Line by line, output the entries below exactly as they appear.

### Records for the exercise

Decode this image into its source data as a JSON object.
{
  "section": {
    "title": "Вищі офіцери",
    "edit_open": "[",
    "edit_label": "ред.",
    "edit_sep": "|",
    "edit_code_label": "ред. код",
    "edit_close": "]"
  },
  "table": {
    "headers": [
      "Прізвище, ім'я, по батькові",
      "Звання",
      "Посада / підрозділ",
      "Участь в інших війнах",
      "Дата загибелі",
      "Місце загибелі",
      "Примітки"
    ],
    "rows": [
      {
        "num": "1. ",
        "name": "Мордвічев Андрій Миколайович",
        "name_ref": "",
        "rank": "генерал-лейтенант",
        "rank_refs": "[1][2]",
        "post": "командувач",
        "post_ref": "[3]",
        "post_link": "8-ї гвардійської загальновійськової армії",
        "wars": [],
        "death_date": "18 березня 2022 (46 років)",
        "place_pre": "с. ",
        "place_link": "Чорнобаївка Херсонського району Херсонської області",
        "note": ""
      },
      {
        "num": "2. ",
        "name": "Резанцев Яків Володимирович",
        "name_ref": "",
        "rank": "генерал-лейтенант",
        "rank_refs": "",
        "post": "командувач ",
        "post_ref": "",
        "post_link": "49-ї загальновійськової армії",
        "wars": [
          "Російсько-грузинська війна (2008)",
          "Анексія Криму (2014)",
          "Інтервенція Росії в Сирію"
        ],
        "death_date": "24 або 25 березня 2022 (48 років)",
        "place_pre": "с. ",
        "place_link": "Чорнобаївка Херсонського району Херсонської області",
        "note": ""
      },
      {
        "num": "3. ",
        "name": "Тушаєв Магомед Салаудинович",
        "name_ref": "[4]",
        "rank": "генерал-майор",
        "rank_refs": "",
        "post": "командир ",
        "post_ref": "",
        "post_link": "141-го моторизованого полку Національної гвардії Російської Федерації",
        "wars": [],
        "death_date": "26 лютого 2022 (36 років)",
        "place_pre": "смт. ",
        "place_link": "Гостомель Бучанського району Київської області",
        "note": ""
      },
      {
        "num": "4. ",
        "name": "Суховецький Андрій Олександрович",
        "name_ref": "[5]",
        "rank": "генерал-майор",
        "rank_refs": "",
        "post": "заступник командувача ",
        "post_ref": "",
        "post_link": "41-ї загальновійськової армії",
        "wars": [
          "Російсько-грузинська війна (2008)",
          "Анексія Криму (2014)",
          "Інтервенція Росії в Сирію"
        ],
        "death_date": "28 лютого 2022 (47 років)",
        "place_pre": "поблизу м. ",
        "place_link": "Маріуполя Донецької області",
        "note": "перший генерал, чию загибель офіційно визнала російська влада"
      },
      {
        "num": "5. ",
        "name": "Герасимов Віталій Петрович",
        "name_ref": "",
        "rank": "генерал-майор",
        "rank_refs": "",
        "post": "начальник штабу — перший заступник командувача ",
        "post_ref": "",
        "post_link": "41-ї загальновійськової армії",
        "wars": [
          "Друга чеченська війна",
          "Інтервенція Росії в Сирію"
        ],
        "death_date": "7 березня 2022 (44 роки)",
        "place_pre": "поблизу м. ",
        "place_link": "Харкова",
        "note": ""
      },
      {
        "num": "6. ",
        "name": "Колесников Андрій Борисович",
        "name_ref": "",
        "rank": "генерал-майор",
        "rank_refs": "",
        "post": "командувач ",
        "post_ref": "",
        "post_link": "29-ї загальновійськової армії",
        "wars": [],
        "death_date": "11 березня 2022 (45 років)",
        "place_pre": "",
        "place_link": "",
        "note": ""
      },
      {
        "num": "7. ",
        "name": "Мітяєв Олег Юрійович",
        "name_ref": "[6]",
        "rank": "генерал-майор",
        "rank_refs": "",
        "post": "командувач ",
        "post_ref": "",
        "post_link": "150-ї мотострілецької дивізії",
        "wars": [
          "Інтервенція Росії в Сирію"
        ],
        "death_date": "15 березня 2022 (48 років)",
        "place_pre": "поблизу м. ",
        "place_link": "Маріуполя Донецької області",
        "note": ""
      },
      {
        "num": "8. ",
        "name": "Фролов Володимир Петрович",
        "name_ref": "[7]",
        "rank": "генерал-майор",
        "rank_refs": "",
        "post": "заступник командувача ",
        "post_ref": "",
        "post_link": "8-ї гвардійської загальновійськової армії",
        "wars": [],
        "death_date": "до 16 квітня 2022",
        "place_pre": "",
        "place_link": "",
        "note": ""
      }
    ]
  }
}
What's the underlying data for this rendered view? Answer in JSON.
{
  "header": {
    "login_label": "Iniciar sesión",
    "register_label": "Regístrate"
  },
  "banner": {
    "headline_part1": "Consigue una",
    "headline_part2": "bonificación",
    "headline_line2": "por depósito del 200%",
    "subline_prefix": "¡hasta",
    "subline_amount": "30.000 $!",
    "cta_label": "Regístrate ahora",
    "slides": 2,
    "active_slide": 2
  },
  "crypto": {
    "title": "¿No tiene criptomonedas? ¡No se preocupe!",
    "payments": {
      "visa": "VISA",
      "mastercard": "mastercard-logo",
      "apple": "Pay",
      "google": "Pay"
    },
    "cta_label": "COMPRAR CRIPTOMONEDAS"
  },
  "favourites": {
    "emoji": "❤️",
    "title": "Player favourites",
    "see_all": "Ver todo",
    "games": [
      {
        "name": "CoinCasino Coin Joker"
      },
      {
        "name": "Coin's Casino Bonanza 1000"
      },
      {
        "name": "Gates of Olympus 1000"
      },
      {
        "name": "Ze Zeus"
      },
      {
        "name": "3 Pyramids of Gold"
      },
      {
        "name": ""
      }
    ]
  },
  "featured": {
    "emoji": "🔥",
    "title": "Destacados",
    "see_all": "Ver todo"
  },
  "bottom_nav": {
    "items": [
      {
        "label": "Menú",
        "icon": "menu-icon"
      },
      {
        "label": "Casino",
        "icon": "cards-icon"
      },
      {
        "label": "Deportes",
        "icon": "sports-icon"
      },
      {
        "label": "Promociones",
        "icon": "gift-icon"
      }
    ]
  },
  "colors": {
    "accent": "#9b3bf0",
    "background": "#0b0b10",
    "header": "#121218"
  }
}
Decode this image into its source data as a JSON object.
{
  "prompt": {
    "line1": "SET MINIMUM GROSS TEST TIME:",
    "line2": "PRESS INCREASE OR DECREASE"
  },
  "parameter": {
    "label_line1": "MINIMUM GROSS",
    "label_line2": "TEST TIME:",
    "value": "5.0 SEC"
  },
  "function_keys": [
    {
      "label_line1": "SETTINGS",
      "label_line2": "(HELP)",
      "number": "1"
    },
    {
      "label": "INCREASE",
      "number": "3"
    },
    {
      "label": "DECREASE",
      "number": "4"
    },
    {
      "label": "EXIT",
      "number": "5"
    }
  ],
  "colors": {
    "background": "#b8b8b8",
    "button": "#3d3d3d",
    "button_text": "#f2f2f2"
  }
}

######

Task solution:
Decode this image into its source data as a JSON object.
{
  "section": {
    "title": "Вищі офіцери",
    "edit_open": "[",
    "edit_label": "ред.",
    "edit_sep": "|",
    "edit_code_label": "ред. код",
    "edit_close": "]"
  },
  "table": {
    "headers": [
      "Прізвище, ім'я, по батькові",
      "Звання",
      "Посада / підрозділ",
      "Участь в інших війнах",
      "Дата загибелі",
      "Місце загибелі",
      "Примітки"
    ],
    "rows": [
      {
        "num": "1. ",
        "name": "Мордвічев Андрій Миколайович",
        "name_ref": "",
        "rank": "генерал-лейтенант",
        "rank_refs": "[1][2]",
        "post": "командувач",
        "post_ref": "[3]",
        "post_link": "8-ї гвардійської загальновійськової армії",
        "wars": [],
        "death_date": "18 березня 2022 (46 років)",
        "place_pre": "с. ",
        "place_link": "Чорнобаївка Херсонського району Херсонської області",
        "note": ""
      },
      {
        "num": "2. ",
        "name": "Резанцев Яків Володимирович",
        "name_ref": "",
        "rank": "генерал-лейтенант",
        "rank_refs": "",
        "post": "командувач ",
        "post_ref": "",
        "post_link": "49-ї загальновійськової армії",
        "wars": [
          "Російсько-грузинська війна (2008)",
          "Анексія Криму (2014)",
          "Інтервенція Росії в Сирію"
        ],
        "death_date": "24 або 25 березня 2022 (48 років)",
        "place_pre": "с. ",
        "place_link": "Чорнобаївка Херсонського району Херсонської області",
        "note": ""
      },
      {
        "num": "3. ",
        "name": "Тушаєв Магомед Салаудинович",
        "name_ref": "[4]",
        "rank": "генерал-майор",
        "rank_refs": "",
        "post": "командир ",
        "post_ref": "",
        "post_link": "141-го моторизованого полку Національної гвардії Російської Федерації",
        "wars": [],
        "death_date": "26 лютого 2022 (36 років)",
        "place_pre": "смт. ",
        "place_link": "Гостомель Бучанського району Київської області",
        "note": ""
      },
      {
        "num": "4. ",
        "name": "Суховецький Андрій Олександрович",
        "name_ref": "[5]",
        "rank": "генерал-майор",
        "rank_refs": "",
        "post": "заступник командувача ",
        "post_ref": "",
        "post_link": "41-ї загальновійськової армії",
        "wars": [
          "Російсько-грузинська війна (2008)",
          "Анексія Криму (2014)",
          "Інтервенція Росії в Сирію"
        ],
        "death_date": "28 лютого 2022 (47 років)",
        "place_pre": "поблизу м. ",
        "place_link": "Маріуполя Донецької області",
        "note": "перший генерал, чию загибель офіційно визнала російська влада"
      },
      {
        "num": "5. ",
        "name": "Герасимов Віталій Петрович",
        "name_ref": "",
        "rank": "генерал-майор",
        "rank_refs": "",
        "post": "начальник штабу — перший заступник командувача ",
        "post_ref": "",
        "post_link": "41-ї загальновійськової армії",
        "wars": [
          "Друга чеченська війна",
          "Інтервенція Росії в Сирію"
        ],
        "death_date": "7 березня 2022 (44 роки)",
        "place_pre": "поблизу м. ",
        "place_link": "Харкова",
        "note": ""
      },
      {
        "num": "6. ",
        "name": "Колесников Андрій Борисович",
        "name_ref": "",
        "rank": "генерал-майор",
        "rank_refs": "",
        "post": "командувач ",
        "post_ref": "",
        "post_link": "29-ї загальновійськової армії",
        "wars": [],
        "death_date": "11 березня 2022 (45 років)",
        "place_pre": "",
        "place_link": "",
        "note": ""
      },
      {
        "num": "7. ",
        "name": "Мітяєв Олег Юрійович",
        "name_ref": "[6]",
        "rank": "генерал-майор",
        "rank_refs": "",
        "post": "командувач ",
        "post_ref": "",
        "post_link": "150-ї мотострілецької дивізії",
        "wars": [
          "Інтервенція Росії в Сирію"
        ],
        "death_date": "15 березня 2022 (48 років)",
        "place_pre": "поблизу м. ",
        "place_link": "Маріуполя Донецької області",
        "note": ""
      },
      {
        "num": "8. ",
        "name": "Фролов Володимир Петрович",
        "name_ref": "[7]",
        "rank": "генерал-майор",
        "rank_refs": "",
        "post": "заступник командувача ",
        "post_ref": "",
        "post_link": "8-ї гвардійської загальновійськової армії",
        "wars": [],
        "death_date": "до 16 квітня 2022",
        "place_pre": "",
        "place_link": "",
        "note": ""
      }
    ]
  }
}
What's the underlying data for this rendered view? Answer in JSON.
{
  "header": {
    "login_label": "Iniciar sesión",
    "register_label": "Regístrate"
  },
  "banner": {
    "headline_part1": "Consigue una",
    "headline_part2": "bonificación",
    "headline_line2": "por depósito del 200%",
    "subline_prefix": "¡hasta",
    "subline_amount": "30.000 $!",
    "cta_label": "Regístrate ahora",
    "slides": 2,
    "active_slide": 2
  },
  "crypto": {
    "title": "¿No tiene criptomonedas? ¡No se preocupe!",
    "payments": {
      "visa": "VISA",
      "mastercard": "mastercard-logo",
      "apple": "Pay",
      "google": "Pay"
    },
    "cta_label": "COMPRAR CRIPTOMONEDAS"
  },
  "favourites": {
    "emoji": "❤️",
    "title": "Player favourites",
    "see_all": "Ver todo",
    "games": [
      {
        "name": "CoinCasino Coin Joker"
      },
      {
        "name": "Coin's Casino Bonanza 1000"
      },
      {
        "name": "Gates of Olympus 1000"
      },
      {
        "name": "Ze Zeus"
      },
      {
        "name": "3 Pyramids of Gold"
      },
      {
        "name": ""
      }
    ]
  },
  "featured": {
    "emoji": "🔥",
    "title": "Destacados",
    "see_all": "Ver todo"
  },
  "bottom_nav": {
    "items": [
      {
        "label": "Menú",
        "icon": "menu-icon"
      },
      {
        "label": "Casino",
        "icon": "cards-icon"
      },
      {
        "label": "Deportes",
        "icon": "sports-icon"
      },
      {
        "label": "Promociones",
        "icon": "gift-icon"
      }
    ]
  },
  "colors": {
    "accent": "#9b3bf0",
    "background": "#0b0b10",
    "header": "#121218"
  }
}
Decode this image into its source data as a JSON object.
{
  "prompt": {
    "line1": "SET MINIMUM GROSS TEST TIME:",
    "line2": "PRESS INCREASE OR DECREASE"
  },
  "parameter": {
    "label_line1": "MINIMUM GROSS",
    "label_line2": "TEST TIME:",
    "value": "5.0 SEC"
  },
  "function_keys": [
    {
      "label_line1": "SETTINGS",
      "label_line2": "(HELP)",
      "number": "1"
    },
    {
      "label": "INCREASE",
      "number": "3"
    },
    {
      "label": "DECREASE",
      "number": "4"
    },
    {
      "label": "EXIT",
      "number": "5"
    }
  ],
  "colors": {
    "background": "#b8b8b8",
    "button": "#3d3d3d",
    "button_text": "#f2f2f2"
  }
}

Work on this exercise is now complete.